Carbon offsetting is one of the easiest ways to reach CO2 neutral – but you have to pay directly out of pocket to get it.

Essentially you invest in environmental programs (such as planting trees) to reduce the amount of CO2 in the environment. There are programs and companies to help you do this, but it can be tricky to find a reputable one. Look for a program that’s been vetted by a reputable agency to ensure that your contributions are really making an impact.

3. Onshoring and nearshoring operations

If your transports don’t have to travel as far, they will produce less emissions - making onshoring and nearshoring an effective way to reduce freight transport CO2. Plus, onshoring and nearshoring operations have become a big topic lately as companies recognise there are several benefits, such as:

However, there’s one clear downside to onshoring and nearshoring: relocating operations has a big cost and will take time to implement. It’s certainly not a cheap or easy option, but it can be an effective way to achieve long-term CO2 reduction.

4. Ensuring your FCL transports are full

Partly-full containers contribute more to unnecessary emissions than you might imagine. On average, shipping containers moving from Asia to the US are 24% empty - this equates to 61 million TEUs of empty containers and around 122 million tonnes of carbon dioxide emissions.

Ensuring you fill your FCL containers to capacity means the carbon cost for each shipment is lower. Implementing this strategy across all your shipments can have a massive impact on your overall carbon footprint.

5. Work with greener carriers

This is a strategy that BMW has implemented through their partnership with Maersk - as the carrier committed to reducing BMW’s shipping emissions by 25%.

Choosing to use an eco-friendly carrier at the point of procurement ensures that you reduce emissions at the very first stage of your shipping journey – making it one of the most efficient ways to reduce your carbon footprint.

Getting visibility into which carriers are the most eco-friendly for your transports has become possible recently for companies of all sizes with the help of sustainable procurement technology. Our sustainable freight procurement solution ShipstaPLANET makes it easy to choose transports based on emissions data at shipment level – so you can start to reduce your carbon footprint today. Learn more about ShipstaPLANET in the link below…

Discover More About ShipstaPLANET

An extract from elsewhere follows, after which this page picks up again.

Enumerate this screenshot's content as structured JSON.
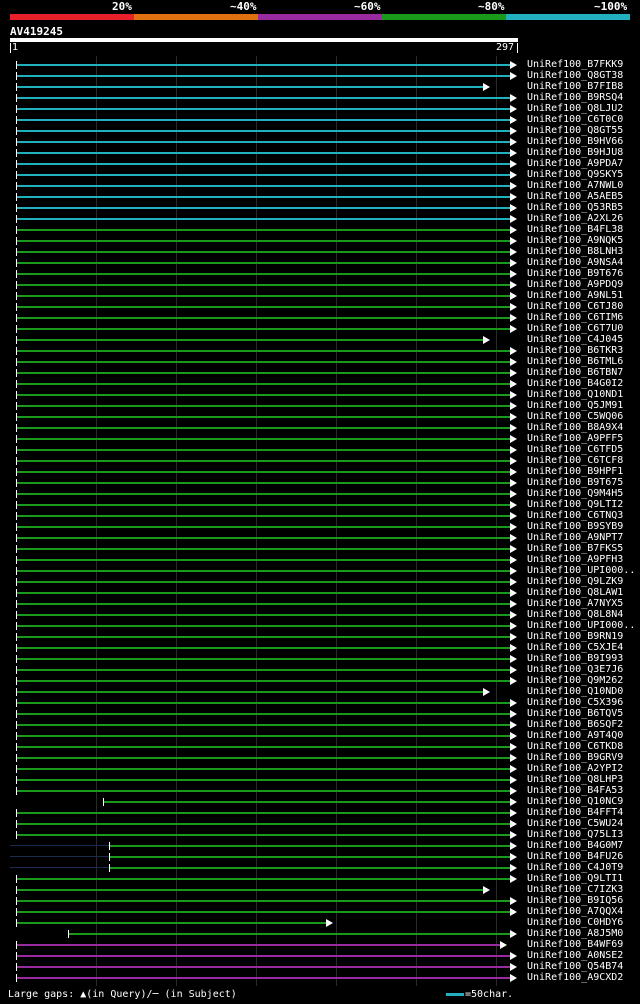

SHIPSTA powers smart logistics procurement with a digital platform that connects shippers and carriers to ensure a frictionless procurement process for spot and contract buying, entirely online. It automates complex tasks, provides unrivalled visibility and supports fast data-driven decision making.

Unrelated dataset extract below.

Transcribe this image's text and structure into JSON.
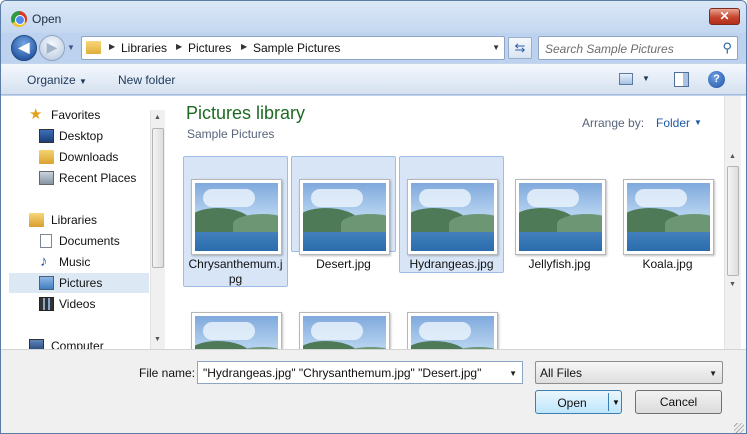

Designed and built by experts in logistics procurement, SHIPSTA is bringing transparency, automation and efficiency to the global logistics industry. It is used by some of the world’s largest companies to respond to market volatility, control freight costs and manage risk. The company was founded in 2015 and is based in Mertert, Luxembourg and Hamburg, Germany.